(Source records)
=== Begin Enclosure ===

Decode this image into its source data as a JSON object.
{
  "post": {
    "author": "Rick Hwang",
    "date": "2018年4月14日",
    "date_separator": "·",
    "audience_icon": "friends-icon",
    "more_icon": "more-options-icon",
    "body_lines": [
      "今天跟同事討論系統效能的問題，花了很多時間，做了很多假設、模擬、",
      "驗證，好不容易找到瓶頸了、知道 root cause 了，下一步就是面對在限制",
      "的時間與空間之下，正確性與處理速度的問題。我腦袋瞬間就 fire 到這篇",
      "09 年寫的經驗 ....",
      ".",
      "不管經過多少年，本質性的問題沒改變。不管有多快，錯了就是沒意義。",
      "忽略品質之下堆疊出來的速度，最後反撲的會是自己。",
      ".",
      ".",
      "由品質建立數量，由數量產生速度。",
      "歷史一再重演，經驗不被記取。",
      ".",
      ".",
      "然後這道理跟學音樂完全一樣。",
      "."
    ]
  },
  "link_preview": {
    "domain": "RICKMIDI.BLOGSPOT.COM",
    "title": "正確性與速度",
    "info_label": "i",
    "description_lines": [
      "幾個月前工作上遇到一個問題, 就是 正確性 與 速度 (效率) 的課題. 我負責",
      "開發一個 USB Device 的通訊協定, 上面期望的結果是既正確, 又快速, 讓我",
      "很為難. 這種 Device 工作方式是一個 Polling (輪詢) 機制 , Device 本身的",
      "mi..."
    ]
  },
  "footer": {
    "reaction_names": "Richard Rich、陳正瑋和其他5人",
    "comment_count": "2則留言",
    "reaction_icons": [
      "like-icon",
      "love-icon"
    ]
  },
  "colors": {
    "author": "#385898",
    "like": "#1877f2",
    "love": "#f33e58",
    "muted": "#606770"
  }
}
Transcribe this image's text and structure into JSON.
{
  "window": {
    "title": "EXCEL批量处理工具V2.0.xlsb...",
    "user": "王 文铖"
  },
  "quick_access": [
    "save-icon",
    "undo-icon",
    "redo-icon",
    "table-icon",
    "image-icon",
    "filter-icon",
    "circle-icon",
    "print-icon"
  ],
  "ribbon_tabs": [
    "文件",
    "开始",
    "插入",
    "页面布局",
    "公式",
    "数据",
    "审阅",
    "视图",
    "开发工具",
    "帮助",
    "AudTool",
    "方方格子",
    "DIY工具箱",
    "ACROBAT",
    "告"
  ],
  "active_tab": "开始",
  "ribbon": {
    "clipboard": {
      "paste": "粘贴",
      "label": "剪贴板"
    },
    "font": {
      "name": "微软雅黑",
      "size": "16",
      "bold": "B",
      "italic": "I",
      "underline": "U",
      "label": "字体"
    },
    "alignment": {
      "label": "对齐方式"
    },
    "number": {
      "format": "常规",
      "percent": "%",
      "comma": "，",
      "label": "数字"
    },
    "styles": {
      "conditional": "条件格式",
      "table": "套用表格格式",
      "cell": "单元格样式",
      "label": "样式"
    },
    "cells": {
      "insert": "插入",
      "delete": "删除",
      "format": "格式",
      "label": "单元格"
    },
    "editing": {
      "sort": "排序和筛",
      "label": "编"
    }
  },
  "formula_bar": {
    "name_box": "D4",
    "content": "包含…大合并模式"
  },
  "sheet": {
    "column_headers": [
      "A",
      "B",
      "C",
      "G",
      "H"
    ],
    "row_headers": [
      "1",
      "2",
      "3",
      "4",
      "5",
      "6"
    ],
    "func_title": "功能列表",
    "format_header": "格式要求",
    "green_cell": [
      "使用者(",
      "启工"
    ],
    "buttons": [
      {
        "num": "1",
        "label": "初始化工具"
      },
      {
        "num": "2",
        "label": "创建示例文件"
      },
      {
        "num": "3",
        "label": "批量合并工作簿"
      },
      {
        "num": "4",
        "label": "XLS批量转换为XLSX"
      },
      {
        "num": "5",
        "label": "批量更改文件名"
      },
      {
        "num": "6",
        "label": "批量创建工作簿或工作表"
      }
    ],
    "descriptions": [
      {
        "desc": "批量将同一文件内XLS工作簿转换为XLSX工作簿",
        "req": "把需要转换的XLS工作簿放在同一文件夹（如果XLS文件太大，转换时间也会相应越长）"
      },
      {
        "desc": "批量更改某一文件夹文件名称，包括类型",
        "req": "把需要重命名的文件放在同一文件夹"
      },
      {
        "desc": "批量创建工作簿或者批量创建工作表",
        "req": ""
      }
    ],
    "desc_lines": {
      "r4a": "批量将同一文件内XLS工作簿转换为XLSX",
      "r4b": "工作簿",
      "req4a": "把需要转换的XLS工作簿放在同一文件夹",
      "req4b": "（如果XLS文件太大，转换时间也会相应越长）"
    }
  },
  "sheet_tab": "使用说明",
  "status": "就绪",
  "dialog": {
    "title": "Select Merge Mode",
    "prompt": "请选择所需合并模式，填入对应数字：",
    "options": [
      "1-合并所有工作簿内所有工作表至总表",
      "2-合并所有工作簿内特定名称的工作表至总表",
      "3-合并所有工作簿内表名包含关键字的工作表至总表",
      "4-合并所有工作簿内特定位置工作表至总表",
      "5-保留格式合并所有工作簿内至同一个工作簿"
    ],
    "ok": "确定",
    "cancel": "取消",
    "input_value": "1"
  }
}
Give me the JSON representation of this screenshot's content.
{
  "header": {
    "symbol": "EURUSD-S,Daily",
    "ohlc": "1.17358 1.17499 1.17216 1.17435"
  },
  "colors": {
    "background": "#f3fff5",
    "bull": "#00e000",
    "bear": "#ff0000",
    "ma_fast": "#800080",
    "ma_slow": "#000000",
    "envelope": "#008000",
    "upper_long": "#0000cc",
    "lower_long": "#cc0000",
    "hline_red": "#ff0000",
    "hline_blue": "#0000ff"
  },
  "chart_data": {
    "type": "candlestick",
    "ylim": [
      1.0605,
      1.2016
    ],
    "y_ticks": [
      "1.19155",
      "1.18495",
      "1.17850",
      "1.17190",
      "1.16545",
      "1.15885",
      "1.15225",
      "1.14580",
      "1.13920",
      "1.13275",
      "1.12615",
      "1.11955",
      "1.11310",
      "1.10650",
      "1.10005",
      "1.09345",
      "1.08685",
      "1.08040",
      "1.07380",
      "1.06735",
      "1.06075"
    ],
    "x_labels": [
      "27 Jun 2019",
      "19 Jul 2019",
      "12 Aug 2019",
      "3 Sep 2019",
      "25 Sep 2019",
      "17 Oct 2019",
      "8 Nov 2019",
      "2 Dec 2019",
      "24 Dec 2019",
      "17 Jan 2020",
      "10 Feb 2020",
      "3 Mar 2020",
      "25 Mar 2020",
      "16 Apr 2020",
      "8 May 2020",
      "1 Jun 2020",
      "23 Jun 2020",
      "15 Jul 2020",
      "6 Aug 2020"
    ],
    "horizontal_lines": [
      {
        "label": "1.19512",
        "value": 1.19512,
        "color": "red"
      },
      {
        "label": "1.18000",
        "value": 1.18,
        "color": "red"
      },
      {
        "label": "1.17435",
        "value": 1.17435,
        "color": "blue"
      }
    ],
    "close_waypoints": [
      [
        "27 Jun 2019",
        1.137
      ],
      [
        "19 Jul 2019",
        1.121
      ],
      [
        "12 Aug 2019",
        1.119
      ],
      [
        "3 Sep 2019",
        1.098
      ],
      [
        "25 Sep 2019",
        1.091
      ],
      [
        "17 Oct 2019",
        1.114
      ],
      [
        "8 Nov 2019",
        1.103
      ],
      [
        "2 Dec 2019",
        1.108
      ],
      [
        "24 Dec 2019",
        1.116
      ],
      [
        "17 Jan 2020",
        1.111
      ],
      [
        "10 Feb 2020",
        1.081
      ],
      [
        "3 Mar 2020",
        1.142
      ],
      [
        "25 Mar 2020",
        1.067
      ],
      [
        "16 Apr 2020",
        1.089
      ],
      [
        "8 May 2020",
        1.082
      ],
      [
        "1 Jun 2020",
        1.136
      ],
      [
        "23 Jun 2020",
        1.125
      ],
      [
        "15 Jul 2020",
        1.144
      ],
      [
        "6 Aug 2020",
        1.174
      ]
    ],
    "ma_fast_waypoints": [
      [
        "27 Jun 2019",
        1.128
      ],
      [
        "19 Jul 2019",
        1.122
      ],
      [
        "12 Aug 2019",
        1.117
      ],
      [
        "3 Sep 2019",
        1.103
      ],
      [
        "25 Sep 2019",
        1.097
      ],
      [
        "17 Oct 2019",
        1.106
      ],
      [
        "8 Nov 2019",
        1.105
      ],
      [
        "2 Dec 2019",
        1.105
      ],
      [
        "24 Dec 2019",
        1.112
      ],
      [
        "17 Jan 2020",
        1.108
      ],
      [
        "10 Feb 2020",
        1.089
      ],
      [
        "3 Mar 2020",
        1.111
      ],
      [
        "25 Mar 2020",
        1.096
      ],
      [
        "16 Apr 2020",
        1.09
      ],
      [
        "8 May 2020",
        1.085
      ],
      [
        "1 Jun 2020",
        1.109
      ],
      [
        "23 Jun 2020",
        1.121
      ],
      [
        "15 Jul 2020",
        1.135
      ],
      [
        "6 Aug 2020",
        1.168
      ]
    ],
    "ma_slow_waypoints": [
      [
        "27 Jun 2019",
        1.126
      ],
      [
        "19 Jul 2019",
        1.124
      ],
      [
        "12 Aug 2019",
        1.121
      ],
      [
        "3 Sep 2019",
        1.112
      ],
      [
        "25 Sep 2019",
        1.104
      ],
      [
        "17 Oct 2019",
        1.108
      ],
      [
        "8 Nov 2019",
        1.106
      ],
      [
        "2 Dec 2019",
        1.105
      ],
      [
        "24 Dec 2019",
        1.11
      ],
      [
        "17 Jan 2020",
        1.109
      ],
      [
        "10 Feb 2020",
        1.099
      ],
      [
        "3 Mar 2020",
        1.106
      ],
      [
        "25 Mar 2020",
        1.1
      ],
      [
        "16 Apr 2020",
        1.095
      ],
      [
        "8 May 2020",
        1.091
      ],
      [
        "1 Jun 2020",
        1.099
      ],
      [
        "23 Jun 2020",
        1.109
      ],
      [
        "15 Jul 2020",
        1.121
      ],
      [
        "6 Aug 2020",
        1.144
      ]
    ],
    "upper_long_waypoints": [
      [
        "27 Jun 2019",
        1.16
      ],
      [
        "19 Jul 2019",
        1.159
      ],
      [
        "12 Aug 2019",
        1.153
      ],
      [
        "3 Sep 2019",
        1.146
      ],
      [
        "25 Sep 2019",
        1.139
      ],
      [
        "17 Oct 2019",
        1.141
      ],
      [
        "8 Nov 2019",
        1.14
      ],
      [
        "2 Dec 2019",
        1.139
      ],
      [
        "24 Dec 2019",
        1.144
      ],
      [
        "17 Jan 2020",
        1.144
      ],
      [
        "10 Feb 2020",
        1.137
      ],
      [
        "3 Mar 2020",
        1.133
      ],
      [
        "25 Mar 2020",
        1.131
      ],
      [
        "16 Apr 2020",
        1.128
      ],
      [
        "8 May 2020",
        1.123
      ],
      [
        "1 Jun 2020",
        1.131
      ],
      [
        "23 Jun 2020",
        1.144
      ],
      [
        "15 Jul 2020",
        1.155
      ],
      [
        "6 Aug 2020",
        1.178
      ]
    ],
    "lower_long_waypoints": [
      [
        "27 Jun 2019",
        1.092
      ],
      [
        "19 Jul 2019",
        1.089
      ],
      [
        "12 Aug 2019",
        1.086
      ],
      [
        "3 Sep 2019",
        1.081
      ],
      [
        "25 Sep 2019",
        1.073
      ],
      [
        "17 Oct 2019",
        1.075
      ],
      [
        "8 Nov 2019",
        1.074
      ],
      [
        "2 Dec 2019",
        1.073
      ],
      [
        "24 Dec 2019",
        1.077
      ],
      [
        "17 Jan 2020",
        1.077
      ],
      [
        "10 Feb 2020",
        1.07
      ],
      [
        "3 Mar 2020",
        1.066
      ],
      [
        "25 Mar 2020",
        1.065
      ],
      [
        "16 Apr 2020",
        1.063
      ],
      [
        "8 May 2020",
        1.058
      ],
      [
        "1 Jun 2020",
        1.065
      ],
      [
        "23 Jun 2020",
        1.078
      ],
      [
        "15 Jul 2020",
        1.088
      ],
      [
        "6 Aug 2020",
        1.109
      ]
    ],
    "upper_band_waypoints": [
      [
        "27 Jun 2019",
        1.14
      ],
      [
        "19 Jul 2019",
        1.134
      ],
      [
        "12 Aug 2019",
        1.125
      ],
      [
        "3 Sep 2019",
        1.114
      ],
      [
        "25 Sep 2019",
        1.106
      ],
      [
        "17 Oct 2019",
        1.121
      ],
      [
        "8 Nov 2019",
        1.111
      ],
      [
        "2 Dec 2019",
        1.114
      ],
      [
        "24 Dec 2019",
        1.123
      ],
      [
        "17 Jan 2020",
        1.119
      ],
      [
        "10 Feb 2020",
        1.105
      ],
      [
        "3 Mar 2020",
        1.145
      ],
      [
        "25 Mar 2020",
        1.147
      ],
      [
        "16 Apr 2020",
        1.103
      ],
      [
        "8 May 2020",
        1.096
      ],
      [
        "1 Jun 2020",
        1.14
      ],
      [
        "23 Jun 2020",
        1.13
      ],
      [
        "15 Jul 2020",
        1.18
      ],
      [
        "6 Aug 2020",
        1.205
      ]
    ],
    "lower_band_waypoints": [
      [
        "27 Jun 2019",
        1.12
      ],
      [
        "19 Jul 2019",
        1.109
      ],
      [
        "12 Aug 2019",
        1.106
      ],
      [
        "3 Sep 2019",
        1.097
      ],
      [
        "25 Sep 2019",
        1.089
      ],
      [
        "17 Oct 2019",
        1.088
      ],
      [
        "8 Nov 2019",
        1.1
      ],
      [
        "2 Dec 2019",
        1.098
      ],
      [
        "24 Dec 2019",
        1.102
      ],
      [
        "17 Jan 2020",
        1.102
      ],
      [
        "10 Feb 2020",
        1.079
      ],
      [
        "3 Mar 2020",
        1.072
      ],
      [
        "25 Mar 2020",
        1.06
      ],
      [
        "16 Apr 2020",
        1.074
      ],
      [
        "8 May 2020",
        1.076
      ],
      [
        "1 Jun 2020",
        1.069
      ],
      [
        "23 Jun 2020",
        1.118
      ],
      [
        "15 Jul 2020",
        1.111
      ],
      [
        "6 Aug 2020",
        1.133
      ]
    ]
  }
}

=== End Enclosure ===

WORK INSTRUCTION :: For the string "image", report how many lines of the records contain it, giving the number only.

RESULT OF THIS TASK :: 3